Biliopancreatic Diversion, or BPD, is a surgical procedure used in the treatment of obesity. In BPD surgery, the lower two-thirds portion of the stomach is removed. The remaining stomach is attached to the distal segment of the small intestine, the ilium. By bypassing the first two segments of the small intestine, the duodenum and jejunum, the small intestine is shortened therefore nutrient absorption is significantly reduced leading to weight loss.
Advantages of Biliopancreatic Diversion Surgery include:
Best weight loss results of all surgeries
Eating capacity is greater than other surgeries
Continued weight loss for 18-24 months post-surgery
Many patients maintain a weight loss of 75-80% of excess weight 10 years post-op
Adjustable and partially reversible but only with additional surgery
Good option for revision if other techniques have failed
Improved health problems associated with severe obesity (i.e. Diabetes, high blood pressure, sleep apnoea, etc.) Improved mobility and quality of life
Disadvantages of Biliopancreatic Diversion Surgery include:
Most complicated of currently available obesity surgeries
Usually performed as open operation instead of Laparoscopically, with associated risks
Risk of death 1:200 surgeries
Longer recovery time, usually 6-8 weeks
Mal absorptions require lifelong supplementation of fat soluble vitamins (A, D, E, and K), B12, calcium and iron.
Requires permanent lifelong changes to patient’s diet and lifestyle. Risk of iron deficiency anaemia and osteoporosis if supplements not taken
Requires gallbladder removal during surgery due to high risk of gallstones
Dumping syndrome: nausea, reflux, diarrhoea can occur after ingesting high sugar foods
Increased stool frequency to 2-4/day Foul flatulence and diarrhoea if fatty foods eaten

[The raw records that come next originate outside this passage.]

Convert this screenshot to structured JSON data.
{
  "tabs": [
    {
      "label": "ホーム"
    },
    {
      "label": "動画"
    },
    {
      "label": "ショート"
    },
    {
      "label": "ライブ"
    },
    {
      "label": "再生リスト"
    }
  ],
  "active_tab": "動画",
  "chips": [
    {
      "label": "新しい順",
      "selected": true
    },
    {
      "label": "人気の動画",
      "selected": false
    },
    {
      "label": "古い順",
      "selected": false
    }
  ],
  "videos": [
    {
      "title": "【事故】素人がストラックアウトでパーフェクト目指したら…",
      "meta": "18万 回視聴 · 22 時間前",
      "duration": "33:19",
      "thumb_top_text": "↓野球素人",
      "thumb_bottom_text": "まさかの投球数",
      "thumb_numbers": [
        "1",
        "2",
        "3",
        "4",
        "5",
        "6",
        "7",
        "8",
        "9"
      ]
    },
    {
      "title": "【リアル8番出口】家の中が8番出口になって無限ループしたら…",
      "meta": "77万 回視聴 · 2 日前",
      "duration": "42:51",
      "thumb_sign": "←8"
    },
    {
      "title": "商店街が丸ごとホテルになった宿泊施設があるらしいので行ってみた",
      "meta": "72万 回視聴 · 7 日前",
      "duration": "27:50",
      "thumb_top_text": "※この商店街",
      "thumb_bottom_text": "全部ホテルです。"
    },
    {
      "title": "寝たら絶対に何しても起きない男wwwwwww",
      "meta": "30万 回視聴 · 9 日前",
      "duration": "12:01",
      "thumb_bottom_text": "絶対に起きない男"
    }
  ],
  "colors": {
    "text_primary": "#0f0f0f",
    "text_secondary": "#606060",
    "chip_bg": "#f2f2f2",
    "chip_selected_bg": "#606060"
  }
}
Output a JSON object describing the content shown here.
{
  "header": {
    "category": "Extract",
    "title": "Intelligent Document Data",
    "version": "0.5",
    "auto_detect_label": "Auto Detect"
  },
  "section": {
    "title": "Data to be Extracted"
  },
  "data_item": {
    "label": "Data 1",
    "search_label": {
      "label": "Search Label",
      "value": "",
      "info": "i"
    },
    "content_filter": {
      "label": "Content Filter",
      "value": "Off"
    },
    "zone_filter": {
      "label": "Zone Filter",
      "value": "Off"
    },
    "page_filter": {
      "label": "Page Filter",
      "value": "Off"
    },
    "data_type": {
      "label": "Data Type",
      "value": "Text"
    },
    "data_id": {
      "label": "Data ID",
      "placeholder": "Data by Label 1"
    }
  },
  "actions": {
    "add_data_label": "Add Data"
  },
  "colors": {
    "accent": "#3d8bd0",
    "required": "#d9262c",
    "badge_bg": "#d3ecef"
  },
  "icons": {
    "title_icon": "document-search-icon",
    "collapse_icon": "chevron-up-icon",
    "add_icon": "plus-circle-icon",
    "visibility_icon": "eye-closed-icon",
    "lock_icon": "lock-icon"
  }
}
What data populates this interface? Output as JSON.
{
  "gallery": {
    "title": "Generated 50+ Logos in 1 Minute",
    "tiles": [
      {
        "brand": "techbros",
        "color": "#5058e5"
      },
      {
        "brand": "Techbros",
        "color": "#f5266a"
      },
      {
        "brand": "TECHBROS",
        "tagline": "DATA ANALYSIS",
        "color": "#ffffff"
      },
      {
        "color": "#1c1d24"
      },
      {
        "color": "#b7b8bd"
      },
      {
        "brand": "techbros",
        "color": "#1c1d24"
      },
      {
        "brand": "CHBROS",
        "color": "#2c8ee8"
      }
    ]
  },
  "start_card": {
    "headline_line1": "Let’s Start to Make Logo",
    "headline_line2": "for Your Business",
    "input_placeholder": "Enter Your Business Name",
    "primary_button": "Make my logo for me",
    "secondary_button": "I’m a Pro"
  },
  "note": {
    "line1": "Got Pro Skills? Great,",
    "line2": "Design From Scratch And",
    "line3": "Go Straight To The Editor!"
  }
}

Risks & Complications
As with any surgery there are potential risks involved. The decision to proceed with the surgery is made because the advantages of surgery outweigh the potential disadvantages.
It is important that you are informed of these risks before the surgery takes place.

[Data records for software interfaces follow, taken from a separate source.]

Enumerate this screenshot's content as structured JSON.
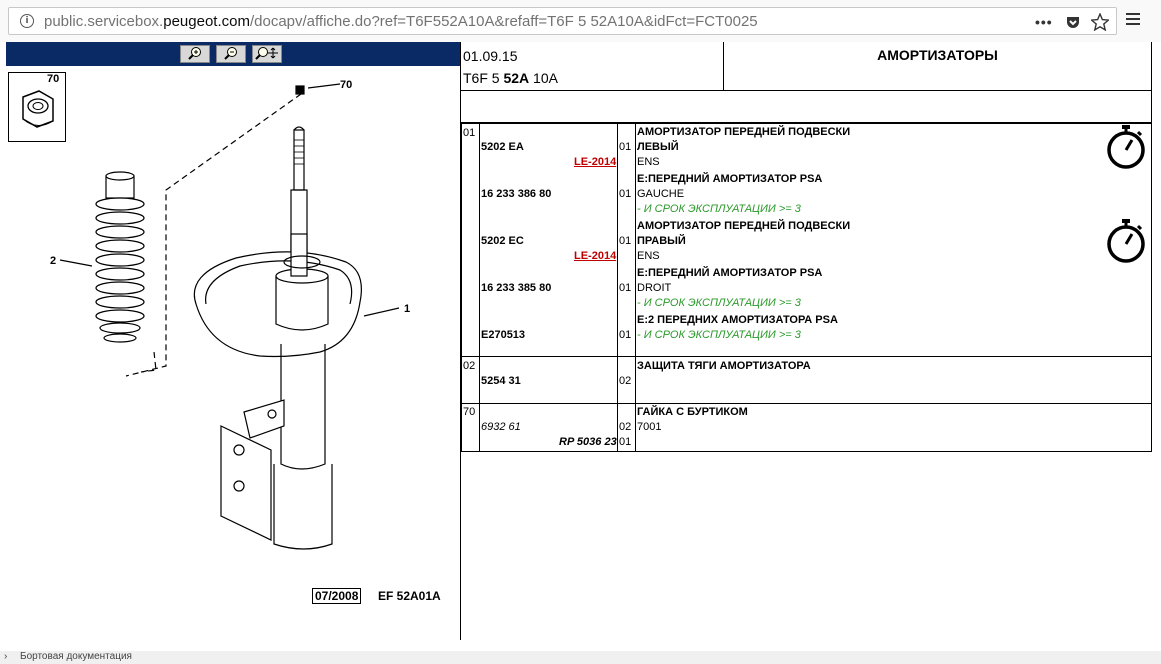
{
  "browser": {
    "url_prefix": "public.servicebox.",
    "url_domain": "peugeot.com",
    "url_suffix": "/docapv/affiche.do?ref=T6F552A10A&refaff=T6F 5 52A10A&idFct=FCT0025",
    "icons": [
      "info-icon",
      "more-icon",
      "pocket-icon",
      "bookmark-star-icon",
      "menu-icon"
    ]
  },
  "diagram": {
    "thumbnail_number": "70",
    "callouts": [
      "70",
      "2",
      "1"
    ],
    "footer_date": "07/2008",
    "footer_code": "EF 52A01A",
    "zoom_icons": [
      "zoom-in-icon",
      "zoom-out-icon",
      "zoom-pan-icon"
    ]
  },
  "header": {
    "date": "01.09.15",
    "code_a": "T6F 5 ",
    "code_b": "52A",
    "code_c": " 10A",
    "title": "АМОРТИЗАТОРЫ"
  },
  "parts": {
    "r1_pos": "01",
    "r1_ref1": "5202 EA",
    "r1_le1": "LE-2014",
    "r1_ref2": "16 233 386 80",
    "r1_ref3": "5202 EC",
    "r1_le2": "LE-2014",
    "r1_ref4": "16 233 385 80",
    "r1_ref5": "E270513",
    "r1_q1": "01",
    "r1_q2": "01",
    "r1_q3": "01",
    "r1_q4": "01",
    "r1_q5": "01",
    "r1_d1": "АМОРТИЗАТОР ПЕРЕДНЕЙ ПОДВЕСКИ",
    "r1_d2": "ЛЕВЫЙ",
    "r1_d3": "ENS",
    "r1_d4": "E:ПЕРЕДНИЙ АМОРТИЗАТОР PSA",
    "r1_d5": "GAUCHE",
    "r1_d6": "- И СРОК ЭКСПЛУАТАЦИИ >= 3",
    "r1_d7": "АМОРТИЗАТОР ПЕРЕДНЕЙ ПОДВЕСКИ",
    "r1_d8": "ПРАВЫЙ",
    "r1_d9": "ENS",
    "r1_d10": "E:ПЕРЕДНИЙ АМОРТИЗАТОР PSA",
    "r1_d11": "DROIT",
    "r1_d12": "- И СРОК ЭКСПЛУАТАЦИИ >= 3",
    "r1_d13": "E:2 ПЕРЕДНИХ АМОРТИЗАТОРА PSA",
    "r1_d14": "- И СРОК ЭКСПЛУАТАЦИИ >= 3",
    "r2_pos": "02",
    "r2_ref": "5254 31",
    "r2_q": "02",
    "r2_d": "ЗАЩИТА ТЯГИ АМОРТИЗАТОРА",
    "r3_pos": "70",
    "r3_ref1": "6932 61",
    "r3_ref2": "RP 5036 23",
    "r3_q1": "02",
    "r3_q2": "01",
    "r3_d1": "ГАЙКА С БУРТИКОМ",
    "r3_d2": "7001"
  },
  "status_bar": "Бортовая документация"
}
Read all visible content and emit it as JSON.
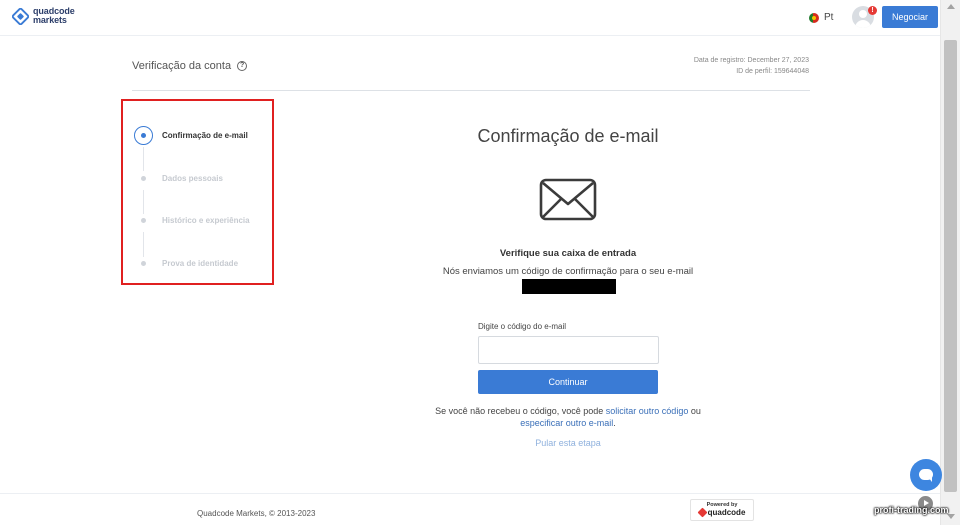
{
  "header": {
    "logo_line1": "quadcode",
    "logo_line2": "markets",
    "language": "Pt",
    "notification_count": "!",
    "trade_button": "Negociar"
  },
  "page": {
    "title": "Verificação da conta",
    "registration_date": "Data de registro: December 27, 2023",
    "profile_id": "ID de perfil: 159644048"
  },
  "steps": [
    {
      "label": "Confirmação de e-mail",
      "active": true
    },
    {
      "label": "Dados pessoais",
      "active": false
    },
    {
      "label": "Histórico e experiência",
      "active": false
    },
    {
      "label": "Prova de identidade",
      "active": false
    }
  ],
  "main": {
    "title": "Confirmação de e-mail",
    "icon": "envelope-icon",
    "check_inbox": "Verifique sua caixa de entrada",
    "sent_text": "Nós enviamos um código de confirmação para o seu e-mail",
    "code_label": "Digite o código do e-mail",
    "code_value": "",
    "continue_button": "Continuar",
    "resend_prefix": "Se você não recebeu o código, você pode",
    "resend_link": "solicitar outro código",
    "resend_or": "ou",
    "change_email_link": "especificar outro e-mail",
    "resend_suffix": ".",
    "skip": "Pular esta etapa"
  },
  "footer": {
    "copyright": "Quadcode Markets, © 2013-2023",
    "powered_by": "Powered by",
    "powered_brand": "quadcode"
  },
  "watermark": "profi-trading.com",
  "colors": {
    "accent": "#3a7bd5",
    "highlight_box": "#e02020",
    "link": "#3a6fb8"
  }
}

Most patients do not have complications after Biliopancreatic Diversion surgery; however complications can occur and depend on the patient’s health status.

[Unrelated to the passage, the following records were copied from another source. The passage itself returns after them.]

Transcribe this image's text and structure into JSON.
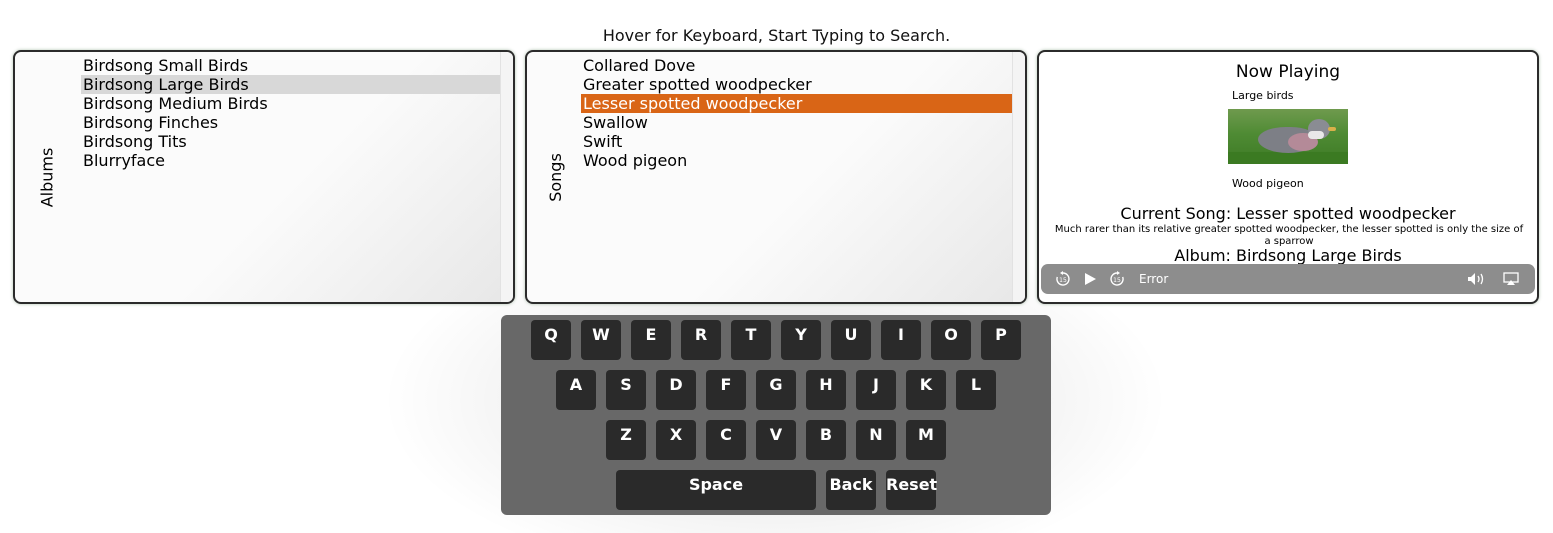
{
  "hint": "Hover for Keyboard, Start Typing to Search.",
  "albums": {
    "label": "Albums",
    "items": [
      "Birdsong Small Birds",
      "Birdsong Large Birds",
      "Birdsong Medium Birds",
      "Birdsong Finches",
      "Birdsong Tits",
      "Blurryface"
    ],
    "selected": "Birdsong Large Birds"
  },
  "songs": {
    "label": "Songs",
    "items": [
      "Collared Dove",
      "Greater spotted woodpecker",
      "Lesser spotted woodpecker",
      "Swallow",
      "Swift",
      "Wood pigeon"
    ],
    "selected": "Lesser spotted woodpecker"
  },
  "now_playing": {
    "title": "Now Playing",
    "album_small": "Large birds",
    "image_caption": "Wood pigeon",
    "current_song": "Current Song: Lesser spotted woodpecker",
    "description": "Much rarer than its relative greater spotted woodpecker, the lesser spotted is only the size of a sparrow",
    "album": "Album: Birdsong Large Birds",
    "controls": {
      "rewind_icon": "rewind-15-icon",
      "play_icon": "play-icon",
      "forward_icon": "forward-15-icon",
      "status": "Error",
      "volume_icon": "volume-icon",
      "airplay_icon": "airplay-icon"
    }
  },
  "keyboard": {
    "rows": [
      [
        "Q",
        "W",
        "E",
        "R",
        "T",
        "Y",
        "U",
        "I",
        "O",
        "P"
      ],
      [
        "A",
        "S",
        "D",
        "F",
        "G",
        "H",
        "J",
        "K",
        "L"
      ],
      [
        "Z",
        "X",
        "C",
        "V",
        "B",
        "N",
        "M"
      ]
    ],
    "space": "Space",
    "back": "Back",
    "reset": "Reset"
  },
  "colors": {
    "selected_song": "#d96516",
    "selected_album": "#d8d8d8",
    "keyboard_bg": "#686868",
    "key_bg": "#2a2a2a",
    "controls_bg": "#8d8d8d"
  }
}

Complications can be medical (general) or specific to BPD.
Medical complications include those of the anaesthesia and your general wellbeing. Almost any medical condition can occur so this list is not complete. Complications include:
Allergic reaction to medications
Blood loss requiring transfusion with its low risk of disease transmission